Anyone who spends any time with me at all will know that I’m always harping on about Dancehall, HipHop and my trainer collection. A fair amount of my posts are/will be related to these three things so I thought it might be an idea to give some background – this post will focus on Dancehall.
I was introduced to Dancehall at school (thank you Shanice!) and would subsequently spend a lot of my free time watching music videos and then trying to emulate the steps with my friends in the studio, the sixth form common room and our parent’s living rooms.
Going on to study BA (Hons) Dance and Culture with Professional Training, I was fortunate enough to take African People’s Dance classes with H Patten, and in my second year took part in Korotech Dancefest out in Jamaica. This experience absolutely changed my life (read more about Korotech Dancefest here) and led me to focus some of my final year research on Dancehall as an example of Jamaican popular culture and a national form. Below is a blog-friendly (and by no means comprehensive) introduction to Dancehall, including: participants, space and aesthetic.
Having emerged out of reggae and ska music in the late 1970s/early 1980s within the poor inner-city areas of Kingston, Dancehall was established as a music and dance genre and later became a language, fashion, style, space, community and attitude for those who were under-represented in Jamaica.
Participants in Dancehall include:
- the DJ, the recording artist who speaks or sings on the tracks
- the selector, who chooses and talks over the music to excite the audience
- the Dancehall Crews or Posses who perform
- the modellers, who set dancehall fashion and style
- the audience or ‘Dancehall Massive’ who actively participate in the Dancehall space
- the video light, the camera man who films the Dancehall as it happens, projected on screens around the space so everyone in the arena can see each other at any given time.

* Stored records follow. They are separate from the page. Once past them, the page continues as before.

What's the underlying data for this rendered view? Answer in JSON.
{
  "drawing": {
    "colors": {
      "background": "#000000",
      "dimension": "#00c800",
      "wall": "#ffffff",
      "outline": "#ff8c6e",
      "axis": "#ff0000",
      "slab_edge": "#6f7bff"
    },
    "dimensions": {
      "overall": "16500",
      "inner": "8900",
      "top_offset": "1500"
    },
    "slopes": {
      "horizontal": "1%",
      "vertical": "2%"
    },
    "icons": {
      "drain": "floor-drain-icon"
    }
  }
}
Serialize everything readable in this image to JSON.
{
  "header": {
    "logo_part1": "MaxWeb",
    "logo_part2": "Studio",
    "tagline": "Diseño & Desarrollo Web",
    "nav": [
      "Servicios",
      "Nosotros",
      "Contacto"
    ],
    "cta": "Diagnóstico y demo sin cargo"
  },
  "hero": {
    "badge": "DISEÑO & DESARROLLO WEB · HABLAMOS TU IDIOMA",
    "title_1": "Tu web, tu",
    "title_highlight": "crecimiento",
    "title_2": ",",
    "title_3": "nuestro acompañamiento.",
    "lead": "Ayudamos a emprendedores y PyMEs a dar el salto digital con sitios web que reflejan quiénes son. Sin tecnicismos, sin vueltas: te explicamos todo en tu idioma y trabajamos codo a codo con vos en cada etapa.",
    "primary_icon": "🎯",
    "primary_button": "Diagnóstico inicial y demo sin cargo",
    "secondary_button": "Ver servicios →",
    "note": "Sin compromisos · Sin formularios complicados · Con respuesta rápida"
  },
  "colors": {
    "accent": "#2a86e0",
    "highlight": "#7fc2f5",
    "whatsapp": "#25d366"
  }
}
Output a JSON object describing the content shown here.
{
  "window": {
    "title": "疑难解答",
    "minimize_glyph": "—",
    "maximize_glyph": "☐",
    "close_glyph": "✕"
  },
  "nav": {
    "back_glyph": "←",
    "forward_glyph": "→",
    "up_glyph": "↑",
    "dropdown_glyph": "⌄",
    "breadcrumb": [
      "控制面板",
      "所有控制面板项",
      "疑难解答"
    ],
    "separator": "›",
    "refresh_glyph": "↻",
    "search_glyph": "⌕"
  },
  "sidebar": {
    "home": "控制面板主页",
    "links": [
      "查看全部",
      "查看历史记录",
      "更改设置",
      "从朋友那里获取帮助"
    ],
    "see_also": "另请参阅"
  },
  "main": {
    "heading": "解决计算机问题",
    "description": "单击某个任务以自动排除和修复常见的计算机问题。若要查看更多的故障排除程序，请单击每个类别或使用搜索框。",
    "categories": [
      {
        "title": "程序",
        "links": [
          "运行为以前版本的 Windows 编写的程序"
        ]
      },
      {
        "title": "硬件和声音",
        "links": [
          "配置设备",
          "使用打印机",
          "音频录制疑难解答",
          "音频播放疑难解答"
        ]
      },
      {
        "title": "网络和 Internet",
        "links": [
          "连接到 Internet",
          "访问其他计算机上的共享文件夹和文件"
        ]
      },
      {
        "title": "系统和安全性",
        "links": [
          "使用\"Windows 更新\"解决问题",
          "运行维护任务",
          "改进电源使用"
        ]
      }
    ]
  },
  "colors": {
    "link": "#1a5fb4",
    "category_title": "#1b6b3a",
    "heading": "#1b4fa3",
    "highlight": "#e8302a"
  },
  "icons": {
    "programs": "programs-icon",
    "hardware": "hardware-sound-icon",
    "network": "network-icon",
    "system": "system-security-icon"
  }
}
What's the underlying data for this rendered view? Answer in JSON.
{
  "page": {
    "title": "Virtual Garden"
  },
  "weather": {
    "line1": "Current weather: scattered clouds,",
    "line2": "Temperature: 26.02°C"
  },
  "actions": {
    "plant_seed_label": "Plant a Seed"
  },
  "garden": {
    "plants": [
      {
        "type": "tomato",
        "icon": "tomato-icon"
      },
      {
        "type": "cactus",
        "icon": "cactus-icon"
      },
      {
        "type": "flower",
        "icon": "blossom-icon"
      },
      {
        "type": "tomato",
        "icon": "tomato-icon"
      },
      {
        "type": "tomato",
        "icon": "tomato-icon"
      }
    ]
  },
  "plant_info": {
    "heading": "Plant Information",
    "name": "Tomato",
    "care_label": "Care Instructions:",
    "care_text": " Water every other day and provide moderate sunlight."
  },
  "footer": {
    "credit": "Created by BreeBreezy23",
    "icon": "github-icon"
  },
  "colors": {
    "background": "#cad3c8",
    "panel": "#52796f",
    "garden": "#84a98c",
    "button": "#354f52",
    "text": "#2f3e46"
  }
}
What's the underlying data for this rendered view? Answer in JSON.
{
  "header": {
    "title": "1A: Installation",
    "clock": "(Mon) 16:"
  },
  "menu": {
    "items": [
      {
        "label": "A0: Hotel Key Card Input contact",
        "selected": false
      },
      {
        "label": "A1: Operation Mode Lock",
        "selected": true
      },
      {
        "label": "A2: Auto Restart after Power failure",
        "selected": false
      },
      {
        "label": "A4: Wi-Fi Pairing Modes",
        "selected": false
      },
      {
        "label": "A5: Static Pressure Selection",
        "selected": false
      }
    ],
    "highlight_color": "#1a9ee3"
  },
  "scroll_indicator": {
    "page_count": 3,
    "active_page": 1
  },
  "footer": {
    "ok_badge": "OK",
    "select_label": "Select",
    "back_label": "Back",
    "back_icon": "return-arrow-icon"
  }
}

The Dancehall Crews train together and create new steps in preparation for the Dancehall event to be picked up by the video light, as DJs will often be on the look-out for original dances that they can then feature in their music and become associated with. For example RDX’s song Movements (2011) features Dance Xpressionz as can be seen here…
In this way, the Dancehall industry provides access to jobs, and a means to sell labour and products on an international market – a means of social mobility for the Jamaican lower classes.
Here is an example of the video light, taken from Uptown Mondaze in Kingston Jamaica in 2015:
As well as focusing on dance soloists and groups, the video light also pans up and down female members of the audience, taking in their clothing choices as representation of the dancehall fashion and style.
The two videos above and below help to give a sense of the Dancehall Space, in this instance an outdoor space transformed by the huge amps, projector screen and sound system. Crews stand together in the space, artists will have specific areas that only they and their team can occupy, and those wishing to showcase new steps take to the highest platforms to ensure they can be seen by all.
In this video, you will notice how the selector calls out to Dance Xpressionz and specific members who are responsible for creating popular movements such as the Shelly Bounce (Shelly is the dancer wearing all black in the centre).
Aesthetically, the Dancehall movements convey continuities across the African Diaspora such as the emphasis of dancing on the beat, polyrhythms and isolations, on bends in the body such as the torso, head, pelvis and knees, as well as the whining of the pelvis, ephebism and the bounce.
There is a gender divide in the types of movement performed in the Dancehall. Female dancers can perform both female and male movements, however it is not culturally acceptable (in Jamaican culture) for a male dancer to perform female movements. Male dances emphasise complex leg and hand coordinated movements, as seen here by Shady Squad:
Whereas for female dances the origin of the movement is the pelvis, as seen here in Mr Vegas’ Bruk It Down featuring female dancers from Dance Xpressionz:
It is impossible to be interested in Dancehall and to not know about (Father) Bogle aka Mr Wacky. Real name Gerald Levy, Mr Bogle’s legacy has been the creation of key foundational Dancehall steps including The Bogle, Willie Bounce (named after his Black Roses Crew member Willie Haggart), Wacky Dip, Out and Bad and Row Di Boat to name a few.
Particularly during the 1990s, Father Bogle developed key relationships with artists such as Bounty Killer, Beenie Man, Elephant Man and Voice Mail. His steps are featured on many of their tracks and have subsequently gained notoriety all over the world.
The below video from dancer Latonya Style takes you through 22 of Bogle’s world famous steps:
FAVOURITE DANCEHALL DJs (a small selection)
J Capri (RIP)
TOP DANCEHALL CREWS/DANCERS TO LOOK OUT FOR
Dance Xpressionz (Orville Hall, Dansa Bling, Shelly, Stacy)
Black Eagles Crew
Dance JA (cultural organisation)
There we have it! A beginner’s guide to Dancehall. Though not fully comprehensive, I hope this helps to give insight in to this powerful form of popular dance and why I vibe, breathe and dance it as much as possible!